LISTEN: Caring for the Dying, Part 9 (Preparing for the Inevitable #38 with Daniel Whyte III)


Daniel Whyte III
Daniel Whyte III

This podcast will help you get ready to face the inevitable unpleasant things that will happen in your life — things like trouble, suffering, sickness, and death — the death of people you love and your own death. Trouble, suffering, and death are common threads that run throughout all of humanity. They are inescapable. You will never meet a person who has not, is not, or will not experience these terrible things in life. Yet, we attempt to hide from these inevitabilities, to pretend they don’t exist or that they won’t happen to us. Our world is filled with news of people dying, children suffering, entire government systems and organizations enduring trouble and turmoil, but we tend to see these as things that only happen to “other people” and never to us. Trouble, suffering, and death come equally to all people, of all races, from every socio-economic status, of every religion, in every country of the world. It makes us all equal. This podcast will show you how to accept these realities of life, and not just cope, but face trouble, suffering, and death in your own life and in the world with confidence, courage, class, and most of all, with faith, hope, and charity.

The Bible says in Psalm 116:15: “Precious in the sight of the Lord is the death of his saints.”

The featured quote for this episode is from Gayle Forman. She said, “We are born in one day. We die in one day. We can change in one day. And we can fall in love in one day. Anything can happen in just one day.”

Our topic for today is titled “Caring for the Dying, Part 9” from the book, “The Art of Dying: Living Fully into the Life to Come” by Rob Moll.

— Overcoming the Challenges of Medicine

Hospice nurses Callanan and Kelley liken their work to the work of midwives. Instead of birthing babies, they birth souls. Of course, they are not the first to compare the travail of dying to that of birth. Martin Luther, John Donne and Christians throughout the centuries made the same comparison. And in death, just as in birth, medical considerations are both central and peripheral. The miracle of birth is not in the fact that doctors and nurses ensure the safety of mother and child. The miracle of a good death is aided by good medical care, but not dependent on it.

The gift a good death gives to family and friends is similar. Dying well is not a medical event. For centuries Christians have practiced the art of dying without the major medical intervention available today. Yet modern doctors and nurses can assist and even provide opportunities for a good death. Hospice is a good example but certainly not the only one.


Daniel Whyte III has spoken in meetings across the United States and in over twenty-five foreign countries. He is the author of over forty books including the Essence Magazine, Dallas Morning News, and Amazon.com national bestseller, Letters to Young Black Men. He is also the president of Gospel Light Society International, a worldwide evangelistic ministry that reaches thousands with the Gospel each week, as well as president of Torch Ministries International, a Christian literature ministry.

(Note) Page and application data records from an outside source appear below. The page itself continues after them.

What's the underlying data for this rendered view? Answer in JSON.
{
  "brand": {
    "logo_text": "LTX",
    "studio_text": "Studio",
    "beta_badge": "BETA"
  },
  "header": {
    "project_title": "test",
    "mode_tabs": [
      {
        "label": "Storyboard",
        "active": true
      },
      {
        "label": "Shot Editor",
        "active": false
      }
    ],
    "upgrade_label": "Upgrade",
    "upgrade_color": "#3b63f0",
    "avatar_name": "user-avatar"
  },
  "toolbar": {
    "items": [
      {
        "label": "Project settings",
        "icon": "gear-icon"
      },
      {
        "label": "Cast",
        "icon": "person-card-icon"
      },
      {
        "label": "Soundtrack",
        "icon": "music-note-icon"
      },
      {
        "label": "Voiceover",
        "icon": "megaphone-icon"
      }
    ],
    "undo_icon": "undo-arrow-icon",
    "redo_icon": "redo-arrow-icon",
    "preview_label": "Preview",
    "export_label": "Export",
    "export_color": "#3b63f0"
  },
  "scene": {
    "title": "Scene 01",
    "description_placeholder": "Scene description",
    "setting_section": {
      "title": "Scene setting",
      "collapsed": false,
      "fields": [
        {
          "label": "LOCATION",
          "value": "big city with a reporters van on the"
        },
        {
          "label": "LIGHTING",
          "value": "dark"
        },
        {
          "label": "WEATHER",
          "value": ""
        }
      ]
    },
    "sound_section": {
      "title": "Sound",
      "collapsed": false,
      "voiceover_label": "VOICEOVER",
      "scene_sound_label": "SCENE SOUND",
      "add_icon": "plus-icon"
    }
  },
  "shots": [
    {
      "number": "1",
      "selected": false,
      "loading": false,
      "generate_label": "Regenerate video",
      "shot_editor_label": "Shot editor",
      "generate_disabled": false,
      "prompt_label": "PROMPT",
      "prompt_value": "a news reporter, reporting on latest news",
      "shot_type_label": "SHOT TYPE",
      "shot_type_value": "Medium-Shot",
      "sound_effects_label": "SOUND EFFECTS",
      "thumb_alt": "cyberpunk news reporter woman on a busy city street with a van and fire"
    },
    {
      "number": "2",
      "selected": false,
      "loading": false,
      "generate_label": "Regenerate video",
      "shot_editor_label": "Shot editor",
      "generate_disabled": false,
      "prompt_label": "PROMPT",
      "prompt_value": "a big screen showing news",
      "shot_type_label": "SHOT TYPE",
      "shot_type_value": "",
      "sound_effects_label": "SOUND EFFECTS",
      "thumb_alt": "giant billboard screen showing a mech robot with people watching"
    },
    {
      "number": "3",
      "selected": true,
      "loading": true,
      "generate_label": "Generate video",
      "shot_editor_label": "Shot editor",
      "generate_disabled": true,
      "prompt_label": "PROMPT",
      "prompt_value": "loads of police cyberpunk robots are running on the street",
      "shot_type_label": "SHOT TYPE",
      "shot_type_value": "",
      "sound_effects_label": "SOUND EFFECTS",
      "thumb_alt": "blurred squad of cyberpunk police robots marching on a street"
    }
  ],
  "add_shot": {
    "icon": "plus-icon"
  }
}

He is heard by thousands each week on his radio broadcasts/podcasts, which include: The Prayer Motivator Devotional, The Prayer Motivator Minute, as well as Gospel Light Minute X, the Gospel Light Minute, the Sunday Evening Evangelistic Message, the Prophet Daniel’s Report, the Second Coming Watch Update and the Soul-Winning Motivator, among others.

He holds a Bachelor’s Degree in Theology from Bethany Divinity College, a Bachelor’s degree in Religion from Texas Wesleyan University, a Master’s degree in Religion, a Master of Divinity degree, and a Master of Theology degree from Liberty University’s Rawlings School of Divinity (formerly Liberty Baptist Theological Seminary). He is currently a candidate for the Doctor of Ministry degree.

He has been married to the former Meriqua Althea Dixon, of Christiana, Jamaica since 1987. God has blessed their union with seven children.